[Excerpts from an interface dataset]
== == ==

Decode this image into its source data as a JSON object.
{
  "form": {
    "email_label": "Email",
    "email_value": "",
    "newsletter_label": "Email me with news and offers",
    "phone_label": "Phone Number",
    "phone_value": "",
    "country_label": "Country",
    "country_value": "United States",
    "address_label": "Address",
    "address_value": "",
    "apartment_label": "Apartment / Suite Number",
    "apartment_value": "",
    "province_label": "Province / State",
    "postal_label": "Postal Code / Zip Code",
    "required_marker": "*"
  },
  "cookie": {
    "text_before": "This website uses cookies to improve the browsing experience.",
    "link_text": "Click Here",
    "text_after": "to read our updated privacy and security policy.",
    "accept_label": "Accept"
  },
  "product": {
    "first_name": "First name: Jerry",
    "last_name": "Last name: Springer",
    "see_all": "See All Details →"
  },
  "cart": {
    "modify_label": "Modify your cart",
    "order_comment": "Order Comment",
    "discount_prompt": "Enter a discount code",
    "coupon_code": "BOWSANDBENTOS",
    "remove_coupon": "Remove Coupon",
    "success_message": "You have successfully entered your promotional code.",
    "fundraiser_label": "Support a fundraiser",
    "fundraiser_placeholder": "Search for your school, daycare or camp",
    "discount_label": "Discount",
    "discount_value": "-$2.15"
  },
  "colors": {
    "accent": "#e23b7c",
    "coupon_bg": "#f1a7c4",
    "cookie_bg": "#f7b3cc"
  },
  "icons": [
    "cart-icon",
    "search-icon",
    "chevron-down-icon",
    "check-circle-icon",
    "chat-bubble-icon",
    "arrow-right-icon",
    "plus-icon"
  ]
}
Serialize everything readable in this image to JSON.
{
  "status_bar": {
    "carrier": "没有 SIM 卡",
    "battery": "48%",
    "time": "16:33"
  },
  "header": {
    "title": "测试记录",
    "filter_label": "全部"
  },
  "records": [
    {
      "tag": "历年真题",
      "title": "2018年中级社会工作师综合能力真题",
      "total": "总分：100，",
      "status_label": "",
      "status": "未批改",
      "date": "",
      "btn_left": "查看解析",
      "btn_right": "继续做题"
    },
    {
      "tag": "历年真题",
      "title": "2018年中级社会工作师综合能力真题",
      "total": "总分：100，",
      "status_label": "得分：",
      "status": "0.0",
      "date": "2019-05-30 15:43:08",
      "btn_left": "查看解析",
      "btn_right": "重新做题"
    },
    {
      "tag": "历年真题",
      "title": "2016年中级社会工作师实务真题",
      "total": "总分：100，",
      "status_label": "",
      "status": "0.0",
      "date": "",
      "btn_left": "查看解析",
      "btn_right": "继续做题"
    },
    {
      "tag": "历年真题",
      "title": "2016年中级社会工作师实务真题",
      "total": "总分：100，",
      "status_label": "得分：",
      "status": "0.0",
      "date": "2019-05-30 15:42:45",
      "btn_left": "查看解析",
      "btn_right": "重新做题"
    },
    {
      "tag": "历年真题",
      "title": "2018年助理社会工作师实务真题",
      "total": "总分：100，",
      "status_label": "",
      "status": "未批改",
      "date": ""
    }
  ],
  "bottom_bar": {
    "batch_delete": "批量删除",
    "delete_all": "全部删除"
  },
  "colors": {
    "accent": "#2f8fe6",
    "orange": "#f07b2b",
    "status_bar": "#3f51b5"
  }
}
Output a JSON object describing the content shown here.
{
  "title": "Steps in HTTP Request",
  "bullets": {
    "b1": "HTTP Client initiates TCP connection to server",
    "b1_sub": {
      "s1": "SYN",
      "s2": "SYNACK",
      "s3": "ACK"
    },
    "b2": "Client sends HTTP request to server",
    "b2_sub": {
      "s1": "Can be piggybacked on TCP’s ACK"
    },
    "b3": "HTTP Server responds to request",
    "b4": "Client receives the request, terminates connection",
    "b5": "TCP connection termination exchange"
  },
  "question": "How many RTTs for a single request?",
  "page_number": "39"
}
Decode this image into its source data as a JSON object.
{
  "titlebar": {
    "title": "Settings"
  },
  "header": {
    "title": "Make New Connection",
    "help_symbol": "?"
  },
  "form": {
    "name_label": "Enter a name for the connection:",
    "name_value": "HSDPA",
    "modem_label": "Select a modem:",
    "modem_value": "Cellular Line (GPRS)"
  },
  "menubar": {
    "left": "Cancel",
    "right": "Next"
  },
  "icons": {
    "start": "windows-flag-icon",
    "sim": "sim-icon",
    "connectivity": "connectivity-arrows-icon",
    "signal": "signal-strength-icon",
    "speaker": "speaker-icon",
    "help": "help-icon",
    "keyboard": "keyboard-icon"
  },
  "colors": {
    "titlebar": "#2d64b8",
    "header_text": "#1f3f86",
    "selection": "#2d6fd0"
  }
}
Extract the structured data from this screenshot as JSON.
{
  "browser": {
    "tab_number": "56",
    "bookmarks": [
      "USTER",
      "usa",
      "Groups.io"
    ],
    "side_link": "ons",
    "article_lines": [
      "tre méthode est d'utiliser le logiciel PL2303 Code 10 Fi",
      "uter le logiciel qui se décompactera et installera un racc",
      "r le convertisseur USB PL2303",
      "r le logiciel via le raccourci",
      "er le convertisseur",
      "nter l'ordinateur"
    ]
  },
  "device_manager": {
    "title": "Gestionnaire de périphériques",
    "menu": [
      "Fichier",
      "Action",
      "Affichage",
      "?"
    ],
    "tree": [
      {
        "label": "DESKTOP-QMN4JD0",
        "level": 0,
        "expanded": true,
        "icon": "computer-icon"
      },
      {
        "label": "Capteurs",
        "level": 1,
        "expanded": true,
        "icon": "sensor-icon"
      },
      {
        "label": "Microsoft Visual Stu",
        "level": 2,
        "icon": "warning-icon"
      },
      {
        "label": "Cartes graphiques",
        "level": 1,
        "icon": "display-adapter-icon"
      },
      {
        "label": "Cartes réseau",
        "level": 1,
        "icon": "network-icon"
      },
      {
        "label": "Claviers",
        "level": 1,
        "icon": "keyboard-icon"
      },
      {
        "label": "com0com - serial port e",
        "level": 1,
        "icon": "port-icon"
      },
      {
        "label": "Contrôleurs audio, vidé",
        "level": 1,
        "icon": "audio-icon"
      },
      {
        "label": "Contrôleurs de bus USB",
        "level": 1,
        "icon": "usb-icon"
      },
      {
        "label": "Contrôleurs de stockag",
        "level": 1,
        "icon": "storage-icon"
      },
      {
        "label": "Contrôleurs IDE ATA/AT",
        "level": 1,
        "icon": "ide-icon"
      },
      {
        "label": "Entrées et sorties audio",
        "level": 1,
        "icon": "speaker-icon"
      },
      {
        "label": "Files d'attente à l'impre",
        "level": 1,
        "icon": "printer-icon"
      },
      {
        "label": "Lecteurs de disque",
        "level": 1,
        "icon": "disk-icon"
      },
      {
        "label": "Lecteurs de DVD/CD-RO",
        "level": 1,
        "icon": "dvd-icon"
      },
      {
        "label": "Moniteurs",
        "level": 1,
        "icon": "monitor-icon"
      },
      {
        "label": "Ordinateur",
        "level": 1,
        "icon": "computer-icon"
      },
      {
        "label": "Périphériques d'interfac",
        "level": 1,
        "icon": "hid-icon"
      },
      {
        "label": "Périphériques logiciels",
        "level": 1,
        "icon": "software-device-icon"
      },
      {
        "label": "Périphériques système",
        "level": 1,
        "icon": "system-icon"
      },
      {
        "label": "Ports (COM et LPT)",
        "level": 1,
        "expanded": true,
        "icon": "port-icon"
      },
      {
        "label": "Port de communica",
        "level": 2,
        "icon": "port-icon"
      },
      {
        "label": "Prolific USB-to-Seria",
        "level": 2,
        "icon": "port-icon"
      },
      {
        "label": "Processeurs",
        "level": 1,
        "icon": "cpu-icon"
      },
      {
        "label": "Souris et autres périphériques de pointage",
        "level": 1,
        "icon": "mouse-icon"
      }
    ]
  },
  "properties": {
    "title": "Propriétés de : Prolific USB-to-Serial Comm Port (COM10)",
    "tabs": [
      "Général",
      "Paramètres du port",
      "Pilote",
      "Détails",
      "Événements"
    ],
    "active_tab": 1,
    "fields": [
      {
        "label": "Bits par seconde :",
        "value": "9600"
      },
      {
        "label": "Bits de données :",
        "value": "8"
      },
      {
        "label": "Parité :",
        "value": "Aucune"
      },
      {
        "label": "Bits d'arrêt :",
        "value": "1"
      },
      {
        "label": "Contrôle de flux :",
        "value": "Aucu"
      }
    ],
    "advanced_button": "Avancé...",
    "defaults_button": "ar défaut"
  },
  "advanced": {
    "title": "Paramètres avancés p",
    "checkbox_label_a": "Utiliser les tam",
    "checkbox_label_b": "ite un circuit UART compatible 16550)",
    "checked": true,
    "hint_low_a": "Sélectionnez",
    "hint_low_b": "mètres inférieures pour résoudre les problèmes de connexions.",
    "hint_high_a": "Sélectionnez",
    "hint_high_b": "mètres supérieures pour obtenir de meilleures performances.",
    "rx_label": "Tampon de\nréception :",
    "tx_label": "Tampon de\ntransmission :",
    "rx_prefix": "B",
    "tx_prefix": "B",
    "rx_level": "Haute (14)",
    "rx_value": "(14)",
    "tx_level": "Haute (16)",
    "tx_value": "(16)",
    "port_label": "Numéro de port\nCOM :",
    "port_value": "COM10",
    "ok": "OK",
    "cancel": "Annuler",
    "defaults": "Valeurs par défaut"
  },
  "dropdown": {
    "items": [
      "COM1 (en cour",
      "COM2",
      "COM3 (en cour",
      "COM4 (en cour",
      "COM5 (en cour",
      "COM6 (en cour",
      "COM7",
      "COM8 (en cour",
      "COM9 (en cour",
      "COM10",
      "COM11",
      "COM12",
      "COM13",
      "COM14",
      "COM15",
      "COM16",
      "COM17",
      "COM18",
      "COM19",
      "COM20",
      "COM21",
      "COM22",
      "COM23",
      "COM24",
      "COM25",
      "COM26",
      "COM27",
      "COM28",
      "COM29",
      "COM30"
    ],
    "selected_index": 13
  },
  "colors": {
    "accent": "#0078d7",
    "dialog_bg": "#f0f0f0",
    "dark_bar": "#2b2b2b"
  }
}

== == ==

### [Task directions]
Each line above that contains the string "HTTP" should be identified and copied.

### [Output of the task]
  "title": "Steps in HTTP Request",
    "b1": "HTTP Client initiates TCP connection to server",
    "b2": "Client sends HTTP request to server",
    "b3": "HTTP Server responds to request",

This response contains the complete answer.